▸ **WHAT YOU WILL DO**: Please reproduce the following records exactly, with nothing omitted.

Website and app data records:
((
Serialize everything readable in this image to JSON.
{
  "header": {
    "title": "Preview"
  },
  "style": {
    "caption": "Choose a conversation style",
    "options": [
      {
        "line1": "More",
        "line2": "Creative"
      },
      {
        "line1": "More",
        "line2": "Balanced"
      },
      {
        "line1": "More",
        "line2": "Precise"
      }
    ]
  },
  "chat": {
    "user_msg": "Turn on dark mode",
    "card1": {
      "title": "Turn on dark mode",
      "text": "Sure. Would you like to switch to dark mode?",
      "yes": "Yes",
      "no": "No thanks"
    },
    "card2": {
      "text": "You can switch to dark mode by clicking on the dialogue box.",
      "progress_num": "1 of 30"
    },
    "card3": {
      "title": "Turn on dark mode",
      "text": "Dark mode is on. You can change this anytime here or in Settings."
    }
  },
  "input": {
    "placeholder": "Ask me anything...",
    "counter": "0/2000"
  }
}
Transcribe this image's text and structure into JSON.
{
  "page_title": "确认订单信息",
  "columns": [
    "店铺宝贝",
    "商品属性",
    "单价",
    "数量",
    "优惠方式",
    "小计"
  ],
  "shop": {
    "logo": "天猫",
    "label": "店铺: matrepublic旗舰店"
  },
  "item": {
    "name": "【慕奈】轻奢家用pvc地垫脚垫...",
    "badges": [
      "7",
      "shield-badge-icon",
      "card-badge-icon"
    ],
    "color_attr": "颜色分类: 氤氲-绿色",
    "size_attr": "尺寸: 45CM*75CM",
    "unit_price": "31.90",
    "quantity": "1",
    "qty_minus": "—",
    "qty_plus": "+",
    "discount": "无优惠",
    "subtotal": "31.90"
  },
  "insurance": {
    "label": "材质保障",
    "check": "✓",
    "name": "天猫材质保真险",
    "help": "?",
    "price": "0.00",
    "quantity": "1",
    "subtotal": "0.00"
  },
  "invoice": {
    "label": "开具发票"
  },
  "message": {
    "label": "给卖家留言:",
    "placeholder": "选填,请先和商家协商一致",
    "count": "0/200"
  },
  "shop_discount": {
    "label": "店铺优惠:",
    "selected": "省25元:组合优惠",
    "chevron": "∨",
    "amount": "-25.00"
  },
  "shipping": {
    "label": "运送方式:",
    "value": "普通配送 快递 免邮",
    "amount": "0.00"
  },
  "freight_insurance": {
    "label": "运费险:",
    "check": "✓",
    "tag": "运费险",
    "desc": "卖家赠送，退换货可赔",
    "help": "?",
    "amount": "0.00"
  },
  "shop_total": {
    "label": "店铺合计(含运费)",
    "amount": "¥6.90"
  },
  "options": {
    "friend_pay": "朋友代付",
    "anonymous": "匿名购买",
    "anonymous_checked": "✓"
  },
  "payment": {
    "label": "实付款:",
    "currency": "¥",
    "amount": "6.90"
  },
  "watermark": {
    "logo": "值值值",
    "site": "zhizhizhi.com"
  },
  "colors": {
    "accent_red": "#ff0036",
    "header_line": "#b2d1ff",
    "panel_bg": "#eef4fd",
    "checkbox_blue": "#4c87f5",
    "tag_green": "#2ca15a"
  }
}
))
▸ **EXPECTED ANSWER**:
Serialize everything readable in this image to JSON.
{
  "header": {
    "title": "Preview"
  },
  "style": {
    "caption": "Choose a conversation style",
    "options": [
      {
        "line1": "More",
        "line2": "Creative"
      },
      {
        "line1": "More",
        "line2": "Balanced"
      },
      {
        "line1": "More",
        "line2": "Precise"
      }
    ]
  },
  "chat": {
    "user_msg": "Turn on dark mode",
    "card1": {
      "title": "Turn on dark mode",
      "text": "Sure. Would you like to switch to dark mode?",
      "yes": "Yes",
      "no": "No thanks"
    },
    "card2": {
      "text": "You can switch to dark mode by clicking on the dialogue box.",
      "progress_num": "1 of 30"
    },
    "card3": {
      "title": "Turn on dark mode",
      "text": "Dark mode is on. You can change this anytime here or in Settings."
    }
  },
  "input": {
    "placeholder": "Ask me anything...",
    "counter": "0/2000"
  }
}
Transcribe this image's text and structure into JSON.
{
  "page_title": "确认订单信息",
  "columns": [
    "店铺宝贝",
    "商品属性",
    "单价",
    "数量",
    "优惠方式",
    "小计"
  ],
  "shop": {
    "logo": "天猫",
    "label": "店铺: matrepublic旗舰店"
  },
  "item": {
    "name": "【慕奈】轻奢家用pvc地垫脚垫...",
    "badges": [
      "7",
      "shield-badge-icon",
      "card-badge-icon"
    ],
    "color_attr": "颜色分类: 氤氲-绿色",
    "size_attr": "尺寸: 45CM*75CM",
    "unit_price": "31.90",
    "quantity": "1",
    "qty_minus": "—",
    "qty_plus": "+",
    "discount": "无优惠",
    "subtotal": "31.90"
  },
  "insurance": {
    "label": "材质保障",
    "check": "✓",
    "name": "天猫材质保真险",
    "help": "?",
    "price": "0.00",
    "quantity": "1",
    "subtotal": "0.00"
  },
  "invoice": {
    "label": "开具发票"
  },
  "message": {
    "label": "给卖家留言:",
    "placeholder": "选填,请先和商家协商一致",
    "count": "0/200"
  },
  "shop_discount": {
    "label": "店铺优惠:",
    "selected": "省25元:组合优惠",
    "chevron": "∨",
    "amount": "-25.00"
  },
  "shipping": {
    "label": "运送方式:",
    "value": "普通配送 快递 免邮",
    "amount": "0.00"
  },
  "freight_insurance": {
    "label": "运费险:",
    "check": "✓",
    "tag": "运费险",
    "desc": "卖家赠送，退换货可赔",
    "help": "?",
    "amount": "0.00"
  },
  "shop_total": {
    "label": "店铺合计(含运费)",
    "amount": "¥6.90"
  },
  "options": {
    "friend_pay": "朋友代付",
    "anonymous": "匿名购买",
    "anonymous_checked": "✓"
  },
  "payment": {
    "label": "实付款:",
    "currency": "¥",
    "amount": "6.90"
  },
  "watermark": {
    "logo": "值值值",
    "site": "zhizhizhi.com"
  },
  "colors": {
    "accent_red": "#ff0036",
    "header_line": "#b2d1ff",
    "panel_bg": "#eef4fd",
    "checkbox_blue": "#4c87f5",
    "tag_green": "#2ca15a"
  }
}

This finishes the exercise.